A panel of judges heard from the top five teams, which included apps to help motivate kids to do chores, an easier way to make international phone calls and an app to help save you money by going to the gym. The winning concept was the Umbrella Sponge, a tool to make cleaning water bottles easier. The device was the brainchild of Viridiana Arevalo-Martinez, Katherine Baker, Zachary Ban and Lucas Beer.

“We worked together really well,” said Arevalo-Martinez, an entrepreneurship major from Richfield. “It was really fun to put our heads together. Sometimes you think you know everything yourself, but when you start working with other people you realize little things you hadn’t thought about or considered before. We made a lot of changes along the way.”

At the end of the workshop, computer engineer and business major Tejesh Bhimavarapu from Shakopee, said he’s strongly considering an entrepreneurship minor.

“What really stood out to me is they used the word empathy,” Bhimavarapu said. “Empathy is really important. If you develop something for a single person, many people could find it applicable to them. I think that’s very important. If I develop something that’s very near and dear to me, that’s where I’m going to find that passion to push forward.”

Following the pitch competition, students went to CHS Field, home to the St. Paul Saints baseball team, for a talk about innovation and creativity with Saints co-owner Mike Veeck. Much to their delight, actor Bill Murray, another one of the team’s co-owners, made a cameo during their time at the stadium, which also included a picnic and baseball game.

For more information about entrepreneurship degrees and programs offered at the University of St. Thomas, check out the Schulze School of Entrepreneurship.

Hear it from the mentors

Twenty mentors contributed their experience and perspectives, and several offered their reflections on the two-day program.

Matt Michalski, junior real estate major

“I’m a junior, but I’ve been involved in entrepreneurial activities since my freshman year. I’m explaining to the freshmen how I’ve approached pitches in different events. Since I’m a current student, I’m still doing a lot of these business competitions and pitching things in the real world, so having their new ideas thrown at me is super beneficial, as well.”

Diane Paterson, Twin Cities Small Business Development Center (part of the Schulze School of Entrepreneurship at the University of St. Thomas Opus College of Business)

“We serve all kinds of businesses and some of them are student-based. So coming here and seeing these new ideas is really fun.

“I love the students and their fresh ideas and their excitement. You could tell they were having fun because there was constant buzz in the room. It’s a way for them to get to know each other before school starts and an opportunity for them to share their innovative ideas in a safe environment where no one is going to discount your contribution to this business idea.”

Greg Cash, ’79, runs a medical devices business and is a member of the Schulze School of Entrepreneurship advisory board

“I get a lot of personal satisfaction from mentoring. I got a lot out of my St. Thomas education, so I like to give back whenever I can.

“The fact that they’re incoming freshmen and they’re able to put together a presentation, pitch a product, understand what a value proposition is, that they know how to do a positioning statement – that’s pretty cool. I didn’t get into any of that until I was an upperclassman.”
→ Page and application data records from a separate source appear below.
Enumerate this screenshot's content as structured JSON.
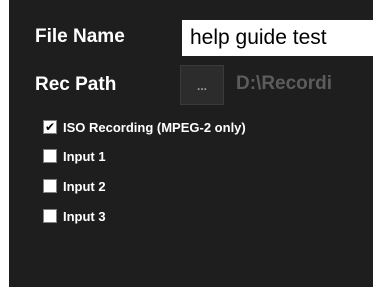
{
  "file_name": {
    "label": "File Name",
    "value": "help guide test"
  },
  "rec_path": {
    "label": "Rec Path",
    "browse_label": "...",
    "value": "D:\\Recordi"
  },
  "checkboxes": [
    {
      "label": "ISO Recording (MPEG-2 only)",
      "checked": true,
      "mark": "✔"
    },
    {
      "label": "Input 1",
      "checked": false,
      "mark": ""
    },
    {
      "label": "Input 2",
      "checked": false,
      "mark": ""
    },
    {
      "label": "Input 3",
      "checked": false,
      "mark": ""
    }
  ],
  "colors": {
    "panel_background": "#1e1e1e",
    "label_text": "#ffffff",
    "path_text": "#5c5c5c"
  }
}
Martha McCarthy Krueger, ’11, co-founder of a social media marketing agency

“I’m a big proponent of entrepreneurship. It’s opened my life since discovering what it’s all about and how to think about business plans and value propositions, all of that. I’m really passionate about it. It’s fun to be able to interface with the younger generation who shares that interest and help answer their questions or steer them in the right direction whenever possible.
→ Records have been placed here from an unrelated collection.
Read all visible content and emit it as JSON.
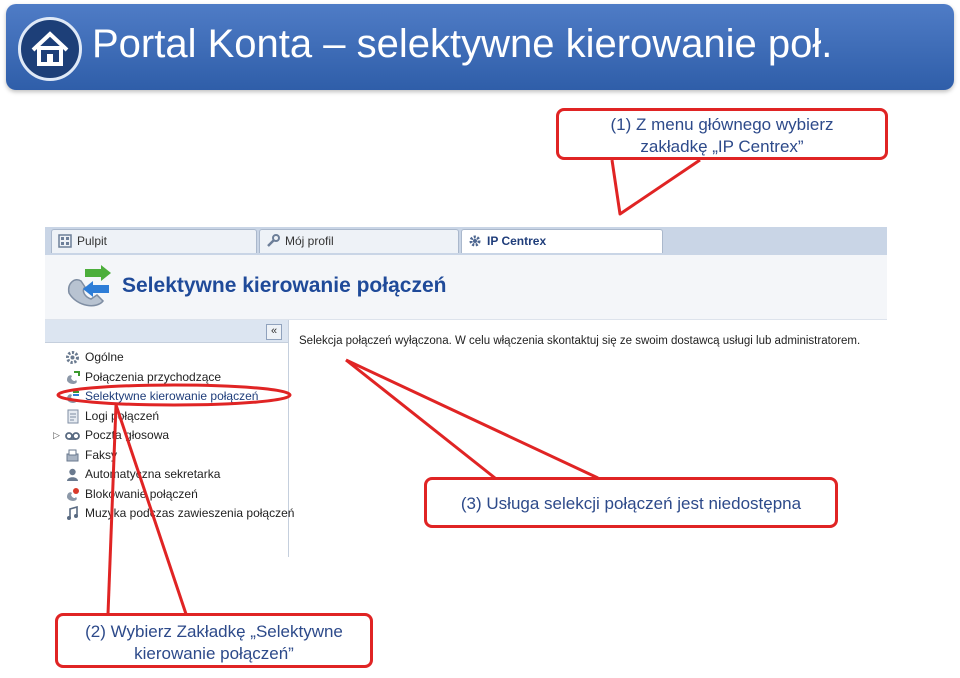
{
  "slide": {
    "title": "Portal Konta – selektywne kierowanie poł."
  },
  "callouts": {
    "step1_line1": "(1) Z menu głównego wybierz",
    "step1_line2": "zakładkę „IP Centrex”",
    "step2_line1": "(2) Wybierz Zakładkę „Selektywne",
    "step2_line2": "kierowanie połączeń”",
    "step3": "(3) Usługa selekcji połączeń jest niedostępna"
  },
  "tabs": [
    {
      "label": "Pulpit",
      "icon": "dashboard-icon"
    },
    {
      "label": "Mój profil",
      "icon": "wrench-icon"
    },
    {
      "label": "IP Centrex",
      "icon": "gear-icon"
    }
  ],
  "page": {
    "title": "Selektywne kierowanie połączeń",
    "collapse": "«",
    "message": "Selekcja połączeń wyłączona. W celu włączenia skontaktuj się ze swoim dostawcą usługi lub administratorem."
  },
  "menu": [
    {
      "label": "Ogólne",
      "icon": "gear-icon"
    },
    {
      "label": "Połączenia przychodzące",
      "icon": "incoming-call-icon"
    },
    {
      "label": "Selektywne kierowanie połączeń",
      "icon": "routing-icon"
    },
    {
      "label": "Logi połączeń",
      "icon": "log-icon"
    },
    {
      "label": "Poczta głosowa",
      "icon": "voicemail-icon"
    },
    {
      "label": "Faksy",
      "icon": "fax-icon"
    },
    {
      "label": "Automatyczna sekretarka",
      "icon": "secretary-icon"
    },
    {
      "label": "Blokowanie połączeń",
      "icon": "block-icon"
    },
    {
      "label": "Muzyka podczas zawieszenia połączeń",
      "icon": "music-icon"
    }
  ],
  "colors": {
    "banner": "#3a6bb8",
    "callout_border": "#e02424",
    "callout_text": "#2d4a8a"
  }
}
“I hope this opens their eyes to innovation and entrepreneurship and lets them know it’s something they’re capable of. You’re not too young or too inexperienced to come up with an idea that’s compelling to someone. Hopefully they get a feel for something they enjoy and that if they have ideas, it’s fun to work through them and problem solve, hash things out and bounce ideas off of other people.”